YOUR TASK:
Your answer should restate each line of the data below word for word.

** ENTRIES SHOWN follows **

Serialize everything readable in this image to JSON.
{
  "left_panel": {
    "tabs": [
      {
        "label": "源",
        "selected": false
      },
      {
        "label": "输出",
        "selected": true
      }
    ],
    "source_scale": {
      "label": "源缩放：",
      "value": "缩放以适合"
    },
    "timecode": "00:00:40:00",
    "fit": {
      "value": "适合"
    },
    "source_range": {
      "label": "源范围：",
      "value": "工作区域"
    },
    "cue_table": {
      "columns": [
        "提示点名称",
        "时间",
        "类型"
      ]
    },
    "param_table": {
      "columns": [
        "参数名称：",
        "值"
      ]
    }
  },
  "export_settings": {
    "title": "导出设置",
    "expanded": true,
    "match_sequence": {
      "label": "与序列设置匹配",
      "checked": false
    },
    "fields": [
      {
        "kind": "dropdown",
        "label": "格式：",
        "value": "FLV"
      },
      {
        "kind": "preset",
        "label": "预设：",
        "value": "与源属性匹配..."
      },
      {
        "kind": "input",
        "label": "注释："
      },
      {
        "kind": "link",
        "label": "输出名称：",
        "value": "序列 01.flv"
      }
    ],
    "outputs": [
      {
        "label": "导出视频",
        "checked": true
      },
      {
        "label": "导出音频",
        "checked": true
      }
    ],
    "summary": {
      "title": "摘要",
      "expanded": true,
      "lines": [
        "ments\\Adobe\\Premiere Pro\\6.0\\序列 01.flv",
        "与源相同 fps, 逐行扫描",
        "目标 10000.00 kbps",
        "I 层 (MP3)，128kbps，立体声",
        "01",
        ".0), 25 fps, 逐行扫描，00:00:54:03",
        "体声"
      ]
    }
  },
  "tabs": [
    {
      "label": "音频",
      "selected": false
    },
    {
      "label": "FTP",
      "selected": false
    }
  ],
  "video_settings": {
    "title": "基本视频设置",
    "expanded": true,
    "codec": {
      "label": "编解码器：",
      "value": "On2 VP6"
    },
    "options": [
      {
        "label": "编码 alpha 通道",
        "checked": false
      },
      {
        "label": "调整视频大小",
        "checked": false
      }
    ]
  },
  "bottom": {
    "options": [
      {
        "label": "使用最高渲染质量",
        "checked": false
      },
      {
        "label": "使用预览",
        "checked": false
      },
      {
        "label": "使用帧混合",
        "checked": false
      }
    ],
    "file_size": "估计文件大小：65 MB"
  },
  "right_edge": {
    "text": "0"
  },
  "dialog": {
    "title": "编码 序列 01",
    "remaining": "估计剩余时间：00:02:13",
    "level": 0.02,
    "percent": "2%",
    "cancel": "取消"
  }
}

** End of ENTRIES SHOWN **

RESPONSE TO THE TASK:
Serialize everything readable in this image to JSON.
{
  "left_panel": {
    "tabs": [
      {
        "label": "源",
        "selected": false
      },
      {
        "label": "输出",
        "selected": true
      }
    ],
    "source_scale": {
      "label": "源缩放：",
      "value": "缩放以适合"
    },
    "timecode": "00:00:40:00",
    "fit": {
      "value": "适合"
    },
    "source_range": {
      "label": "源范围：",
      "value": "工作区域"
    },
    "cue_table": {
      "columns": [
        "提示点名称",
        "时间",
        "类型"
      ]
    },
    "param_table": {
      "columns": [
        "参数名称：",
        "值"
      ]
    }
  },
  "export_settings": {
    "title": "导出设置",
    "expanded": true,
    "match_sequence": {
      "label": "与序列设置匹配",
      "checked": false
    },
    "fields": [
      {
        "kind": "dropdown",
        "label": "格式：",
        "value": "FLV"
      },
      {
        "kind": "preset",
        "label": "预设：",
        "value": "与源属性匹配..."
      },
      {
        "kind": "input",
        "label": "注释："
      },
      {
        "kind": "link",
        "label": "输出名称：",
        "value": "序列 01.flv"
      }
    ],
    "outputs": [
      {
        "label": "导出视频",
        "checked": true
      },
      {
        "label": "导出音频",
        "checked": true
      }
    ],
    "summary": {
      "title": "摘要",
      "expanded": true,
      "lines": [
        "ments\\Adobe\\Premiere Pro\\6.0\\序列 01.flv",
        "与源相同 fps, 逐行扫描",
        "目标 10000.00 kbps",
        "I 层 (MP3)，128kbps，立体声",
        "01",
        ".0), 25 fps, 逐行扫描，00:00:54:03",
        "体声"
      ]
    }
  },
  "tabs": [
    {
      "label": "音频",
      "selected": false
    },
    {
      "label": "FTP",
      "selected": false
    }
  ],
  "video_settings": {
    "title": "基本视频设置",
    "expanded": true,
    "codec": {
      "label": "编解码器：",
      "value": "On2 VP6"
    },
    "options": [
      {
        "label": "编码 alpha 通道",
        "checked": false
      },
      {
        "label": "调整视频大小",
        "checked": false
      }
    ]
  },
  "bottom": {
    "options": [
      {
        "label": "使用最高渲染质量",
        "checked": false
      },
      {
        "label": "使用预览",
        "checked": false
      },
      {
        "label": "使用帧混合",
        "checked": false
      }
    ],
    "file_size": "估计文件大小：65 MB"
  },
  "right_edge": {
    "text": "0"
  },
  "dialog": {
    "title": "编码 序列 01",
    "remaining": "估计剩余时间：00:02:13",
    "level": 0.02,
    "percent": "2%",
    "cancel": "取消"
  }
}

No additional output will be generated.